Introduction to the PDCA-cycle: Plan, Do, Check, Act

PDCA stands for plan do check act and is also called sometimes plan do check to adjust or plan do study act. It is an iterative four-step method that can be used to continuously improve processes, products, and services. It also can be used to solve problems and implement changes.

The PDCA cycle is based on the scientific method where you create a hypothesis, design an experiment to confirm or negate the hypothesis and in the end, evaluate the results.

Iteration is key here. When using the scientific method  you use iteration to further extend your knowledge. When using PDCA cycles you are using iteration to further improve your processes, prodcuts and services.

The PDCA cycle is very easy to use scientific problem-solving technique and this makes it so popular. The PDCA cycle is particularly effective when you want to gradually improve in small steps. But as you know many small steps can have a big impact.


The first phase is the Planning phase. In the Planning phase we establish what we want to improve and which goals  we want to reach.

Do we want to solve a problem or improve a process?  If we want to solve a problem we have to describe clearly what the current problem is. For this, we can use several methods such as the 5W1H and is-is not method.

The other question we have to answer is when do we consider our improvement as successful. We have to define clearly how we are going to measure success. For this, we have to define a key process indicator and target.

Let's illustrate this with an example. Imagine that we are running a food delivery service. Customers are complaining that it takes too long before they get their food. In order to see if our improvements are successful, we could measure the time between when we receive the call and the customer gets his food. After a survey hold with our customer, we decide that less than 20 minutes would be the target. On the other hand, when the customer would complain that the food is cold when delivered we have another problem. In this case, we could use for example as Key Performance Indicator (KPI) the time between when the food is ready and when the food is delivered to the customer. As you can see understanding the problem and defining the correct KPI is key if you want to successfully solve a problem.

Most of the time, In order to solve a problem, you need a team of people. The people who will be part of the team are also defined in the planning phase. think carefully about who will be part of the team. You should try to get a multidisciplinary team. And do not forget the people who are closed to the process. The team will have to identify possible solutions, select the best solution and define the action to implement the selected solution. Often one of the actions is to collect extra information to make the right decisions. The solution selected should let us reach our goals when all actions are implemented.


The second phase is the do phase. In the do phase, we carry out the actions that are needed to reach the goals. If possible we have to run a pilot. A pilot is a preliminary trial where we implement the solution on a small scale in order to validate if the solution is viable. In order to check if the solution is viable, we will have to collect data during the trial. Once we are certain that we can reach our goals with the selected solution we can implement it on a full scale.

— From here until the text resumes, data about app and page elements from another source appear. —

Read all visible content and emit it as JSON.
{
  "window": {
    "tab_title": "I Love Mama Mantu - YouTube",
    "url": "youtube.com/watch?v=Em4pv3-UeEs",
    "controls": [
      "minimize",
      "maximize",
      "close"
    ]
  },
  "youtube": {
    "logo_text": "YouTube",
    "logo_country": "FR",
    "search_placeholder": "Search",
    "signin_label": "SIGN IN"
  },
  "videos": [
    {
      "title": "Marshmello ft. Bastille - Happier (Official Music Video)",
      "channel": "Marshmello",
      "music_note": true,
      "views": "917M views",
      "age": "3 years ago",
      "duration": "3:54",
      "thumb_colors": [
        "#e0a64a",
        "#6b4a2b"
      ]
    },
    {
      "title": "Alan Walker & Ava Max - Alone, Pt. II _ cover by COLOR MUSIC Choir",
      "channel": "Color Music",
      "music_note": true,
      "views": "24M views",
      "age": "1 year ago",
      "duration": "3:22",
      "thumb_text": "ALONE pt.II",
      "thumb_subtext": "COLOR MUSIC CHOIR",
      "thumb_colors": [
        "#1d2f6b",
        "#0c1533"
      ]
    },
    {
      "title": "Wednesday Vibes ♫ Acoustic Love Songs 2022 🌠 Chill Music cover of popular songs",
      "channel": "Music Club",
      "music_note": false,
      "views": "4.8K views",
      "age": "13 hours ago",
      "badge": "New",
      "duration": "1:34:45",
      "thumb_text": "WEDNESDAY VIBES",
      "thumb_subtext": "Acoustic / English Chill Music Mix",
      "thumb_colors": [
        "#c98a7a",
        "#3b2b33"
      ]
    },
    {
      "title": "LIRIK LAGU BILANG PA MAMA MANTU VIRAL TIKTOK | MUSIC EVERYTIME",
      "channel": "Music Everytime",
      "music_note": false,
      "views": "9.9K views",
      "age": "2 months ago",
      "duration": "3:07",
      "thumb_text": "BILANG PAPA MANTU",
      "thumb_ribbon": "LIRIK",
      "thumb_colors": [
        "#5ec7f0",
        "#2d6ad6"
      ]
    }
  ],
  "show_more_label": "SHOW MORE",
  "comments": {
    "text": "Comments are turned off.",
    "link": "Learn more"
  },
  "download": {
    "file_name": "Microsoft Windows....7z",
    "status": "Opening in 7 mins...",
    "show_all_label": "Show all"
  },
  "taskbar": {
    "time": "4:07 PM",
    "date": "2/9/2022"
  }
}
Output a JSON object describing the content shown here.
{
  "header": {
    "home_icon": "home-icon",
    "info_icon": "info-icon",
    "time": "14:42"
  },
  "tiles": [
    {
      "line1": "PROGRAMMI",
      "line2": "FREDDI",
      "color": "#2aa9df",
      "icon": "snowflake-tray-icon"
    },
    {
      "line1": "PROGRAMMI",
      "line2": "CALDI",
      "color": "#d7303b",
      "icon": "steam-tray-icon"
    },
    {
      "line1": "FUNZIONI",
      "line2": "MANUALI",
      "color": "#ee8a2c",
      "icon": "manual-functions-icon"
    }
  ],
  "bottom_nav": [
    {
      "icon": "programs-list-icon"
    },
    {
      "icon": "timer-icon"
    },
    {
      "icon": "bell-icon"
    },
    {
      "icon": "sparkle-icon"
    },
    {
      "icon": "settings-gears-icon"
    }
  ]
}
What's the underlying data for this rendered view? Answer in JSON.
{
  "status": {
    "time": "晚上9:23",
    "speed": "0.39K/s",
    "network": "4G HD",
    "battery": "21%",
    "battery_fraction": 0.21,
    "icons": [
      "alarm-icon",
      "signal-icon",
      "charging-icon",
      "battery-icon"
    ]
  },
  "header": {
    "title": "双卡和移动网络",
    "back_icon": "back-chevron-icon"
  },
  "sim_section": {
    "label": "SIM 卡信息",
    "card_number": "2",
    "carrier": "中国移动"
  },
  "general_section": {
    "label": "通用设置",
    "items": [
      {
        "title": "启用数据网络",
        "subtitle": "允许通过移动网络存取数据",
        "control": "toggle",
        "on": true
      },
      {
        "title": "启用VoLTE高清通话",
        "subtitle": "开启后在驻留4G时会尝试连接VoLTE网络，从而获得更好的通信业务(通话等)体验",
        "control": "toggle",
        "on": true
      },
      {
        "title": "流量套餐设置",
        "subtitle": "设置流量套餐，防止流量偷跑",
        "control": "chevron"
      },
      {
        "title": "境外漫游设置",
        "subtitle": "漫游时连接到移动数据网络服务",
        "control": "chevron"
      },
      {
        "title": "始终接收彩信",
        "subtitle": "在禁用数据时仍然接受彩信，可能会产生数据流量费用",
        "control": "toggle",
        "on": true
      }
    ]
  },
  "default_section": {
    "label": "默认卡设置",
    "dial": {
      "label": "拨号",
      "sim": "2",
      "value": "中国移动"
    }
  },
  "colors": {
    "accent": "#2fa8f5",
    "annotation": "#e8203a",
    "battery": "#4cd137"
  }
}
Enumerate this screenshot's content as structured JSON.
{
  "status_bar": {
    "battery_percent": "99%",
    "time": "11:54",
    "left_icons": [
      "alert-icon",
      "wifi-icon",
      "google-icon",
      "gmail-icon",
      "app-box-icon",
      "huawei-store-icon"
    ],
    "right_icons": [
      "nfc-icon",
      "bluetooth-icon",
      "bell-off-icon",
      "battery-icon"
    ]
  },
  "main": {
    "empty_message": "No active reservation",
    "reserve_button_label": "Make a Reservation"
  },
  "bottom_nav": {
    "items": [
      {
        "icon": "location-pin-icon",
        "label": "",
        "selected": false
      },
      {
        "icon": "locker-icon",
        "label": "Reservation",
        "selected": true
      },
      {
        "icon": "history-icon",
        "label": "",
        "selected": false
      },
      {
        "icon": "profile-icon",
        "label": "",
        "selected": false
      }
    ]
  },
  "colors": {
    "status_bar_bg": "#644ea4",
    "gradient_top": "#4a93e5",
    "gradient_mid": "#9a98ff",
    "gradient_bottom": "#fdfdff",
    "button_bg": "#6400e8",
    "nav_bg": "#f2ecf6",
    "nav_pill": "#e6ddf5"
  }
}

Doing a pilot has several benefits. It lowers the risks of failure, gives us the opportunity to assess the true performance of our solution under "real" conditions, and if needed gives us the opportunity to fine-tune the solution even further.  furthermore, it gives the opportunity to the stakeholders to give their feedback before the final implementation. this will decrease the risk of resistance to the proposed solution and increase the buy-in.


The third phase is the check phase. During the check phase, we analyze the collected data and compare the actual results against the planned goals.  In short, the effectiveness of the solutions is checked and further improvement can be discussed when needed.


Finally, The fourth phase is the Act phase. The phase has to make certain that the improvement is sustainable. If we detected in the check phase that the goals can not be met we have to look again at the process and adjust it. We will have to start the cycle again.  If the goals are made and we were able to run a pilot, we can implement the solution now on a full scale. We have to document the process and create standards so that the improvement will be sustained.

 By creating standards we create a basis from where we can start our next improvement.  By documenting your best practices in standards you reduce variation and make certain that the customer gets every time again the quality they expect.

Do not forget that we need to keep monitoring the process and react as soon as we see a deviation.

Remember, the PDCA method is an iterative method. Once you have completed your PDCA cycle you may want to define the next targets you want to reach and repeat the PDCA cycle again.

Having standards does not mean that you can not change the way of working. In fact, you should look at them as living documents which are updated after improving the current way of working. The “new” standards will form again the baseline for the next cycle of continuous improvement. After all continuous improvement is a never-ending story. We can take the lessons learned from one cycle to the next cycle.

This article was updated on November 30, 2022